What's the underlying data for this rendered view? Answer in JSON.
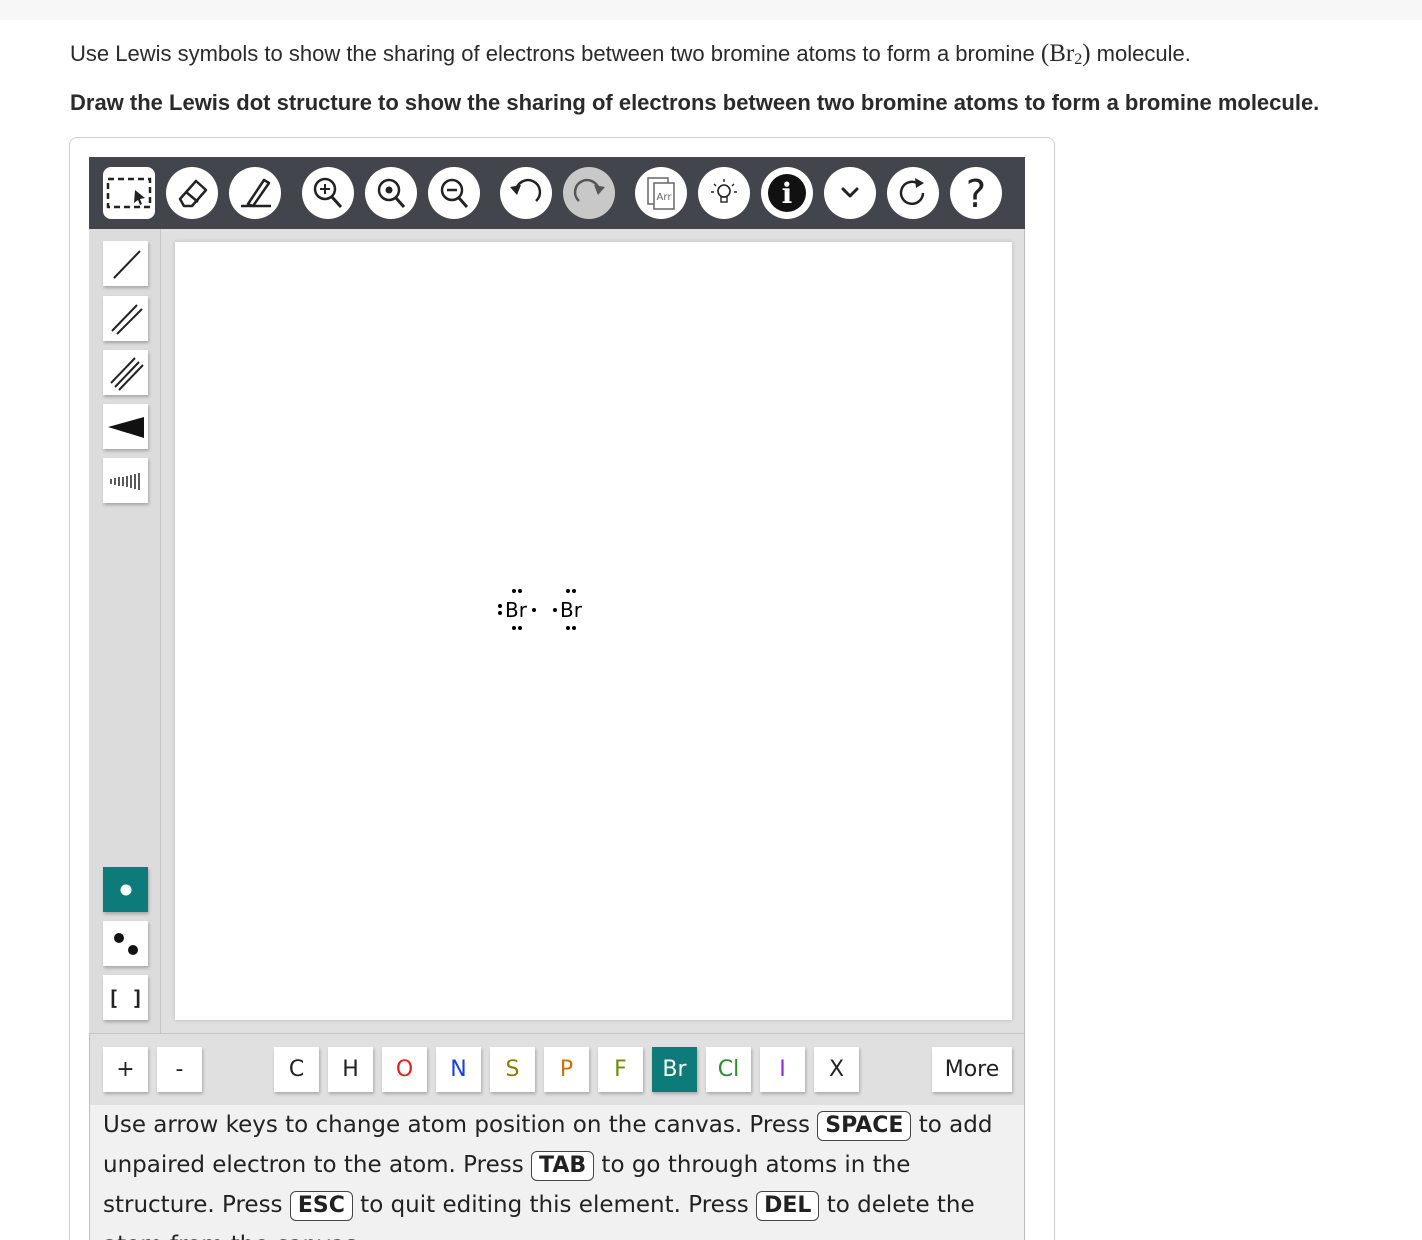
{
  "question": {
    "line1_before": "Use Lewis symbols to show the sharing of electrons between two bromine atoms to form a bromine ",
    "formula_open": "(",
    "formula_element": "Br",
    "formula_subscript": "2",
    "formula_close": ")",
    "line1_after": " molecule.",
    "instruction": "Draw the Lewis dot structure to show the sharing of electrons between two bromine atoms to form a bromine molecule."
  },
  "toolbar": {
    "template_label": "Arr",
    "help_label": "?",
    "info_label": "i"
  },
  "canvas": {
    "atoms": [
      {
        "symbol": "Br"
      },
      {
        "symbol": "Br"
      }
    ]
  },
  "left_tools": {
    "bracket_label": "[ ]"
  },
  "atom_bar": {
    "plus": "+",
    "minus": "-",
    "elements": [
      {
        "label": "C",
        "color": "#222222"
      },
      {
        "label": "H",
        "color": "#222222"
      },
      {
        "label": "O",
        "color": "#e3241b"
      },
      {
        "label": "N",
        "color": "#1b3fe3"
      },
      {
        "label": "S",
        "color": "#8a7d00"
      },
      {
        "label": "P",
        "color": "#d07000"
      },
      {
        "label": "F",
        "color": "#6b8f00"
      },
      {
        "label": "Br",
        "color": "#ffffff",
        "selected": true
      },
      {
        "label": "Cl",
        "color": "#2e8b2e"
      },
      {
        "label": "I",
        "color": "#8a2be2"
      },
      {
        "label": "X",
        "color": "#222222"
      }
    ],
    "more": "More"
  },
  "help": {
    "t1": "Use arrow keys to change atom position on the canvas. Press ",
    "k1": "SPACE",
    "t2": " to add unpaired electron to the atom. Press ",
    "k2": "TAB",
    "t3": " to go through atoms in the structure. Press ",
    "k3": "ESC",
    "t4": " to quit editing this element. Press ",
    "k4": "DEL",
    "t5": " to delete the atom from the canvas."
  }
}
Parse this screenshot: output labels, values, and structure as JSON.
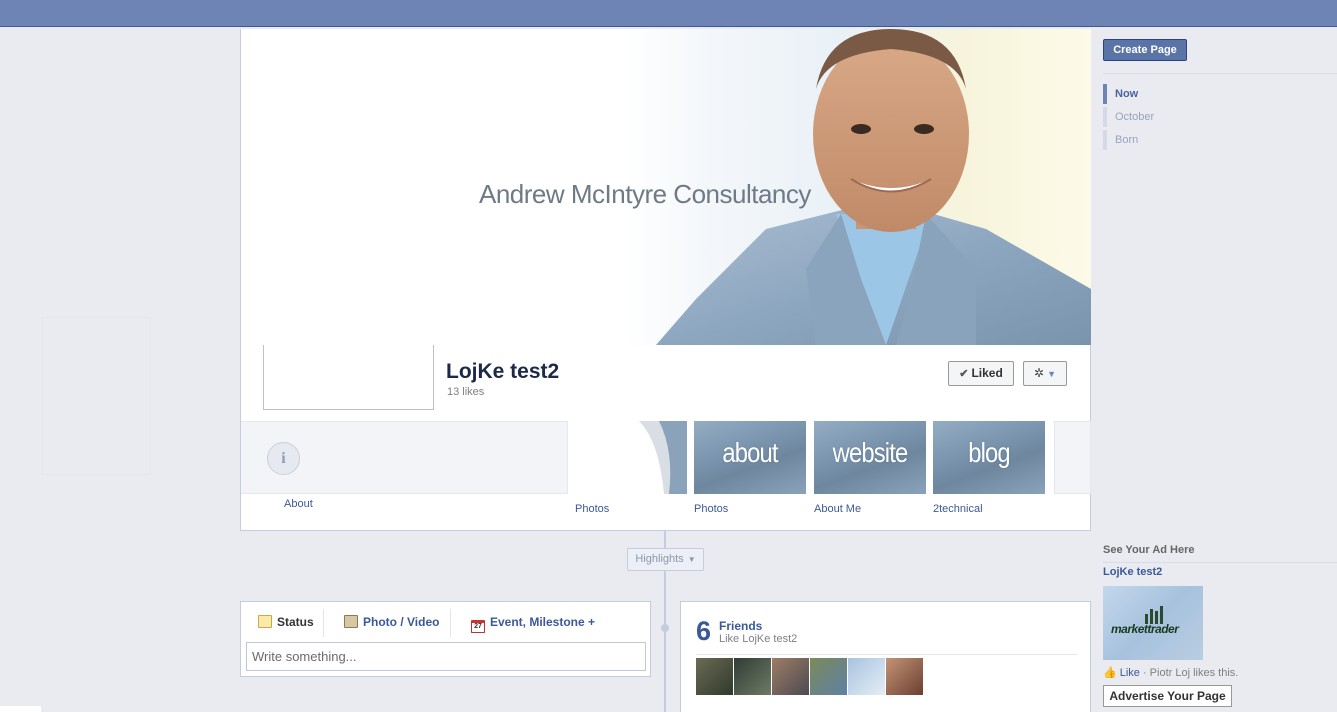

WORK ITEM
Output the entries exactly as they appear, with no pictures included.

PROBLEM SOLUTION
What's the underlying data for this rendered view? Answer in JSON.
{
  "question": {
    "line1_before": "Use Lewis symbols to show the sharing of electrons between two bromine atoms to form a bromine ",
    "formula_open": "(",
    "formula_element": "Br",
    "formula_subscript": "2",
    "formula_close": ")",
    "line1_after": " molecule.",
    "instruction": "Draw the Lewis dot structure to show the sharing of electrons between two bromine atoms to form a bromine molecule."
  },
  "toolbar": {
    "template_label": "Arr",
    "help_label": "?",
    "info_label": "i"
  },
  "canvas": {
    "atoms": [
      {
        "symbol": "Br"
      },
      {
        "symbol": "Br"
      }
    ]
  },
  "left_tools": {
    "bracket_label": "[ ]"
  },
  "atom_bar": {
    "plus": "+",
    "minus": "-",
    "elements": [
      {
        "label": "C",
        "color": "#222222"
      },
      {
        "label": "H",
        "color": "#222222"
      },
      {
        "label": "O",
        "color": "#e3241b"
      },
      {
        "label": "N",
        "color": "#1b3fe3"
      },
      {
        "label": "S",
        "color": "#8a7d00"
      },
      {
        "label": "P",
        "color": "#d07000"
      },
      {
        "label": "F",
        "color": "#6b8f00"
      },
      {
        "label": "Br",
        "color": "#ffffff",
        "selected": true
      },
      {
        "label": "Cl",
        "color": "#2e8b2e"
      },
      {
        "label": "I",
        "color": "#8a2be2"
      },
      {
        "label": "X",
        "color": "#222222"
      }
    ],
    "more": "More"
  },
  "help": {
    "t1": "Use arrow keys to change atom position on the canvas. Press ",
    "k1": "SPACE",
    "t2": " to add unpaired electron to the atom. Press ",
    "k2": "TAB",
    "t3": " to go through atoms in the structure. Press ",
    "k3": "ESC",
    "t4": " to quit editing this element. Press ",
    "k4": "DEL",
    "t5": " to delete the atom from the canvas."
  }
}
Parse this screenshot: output labels, values, and structure as JSON.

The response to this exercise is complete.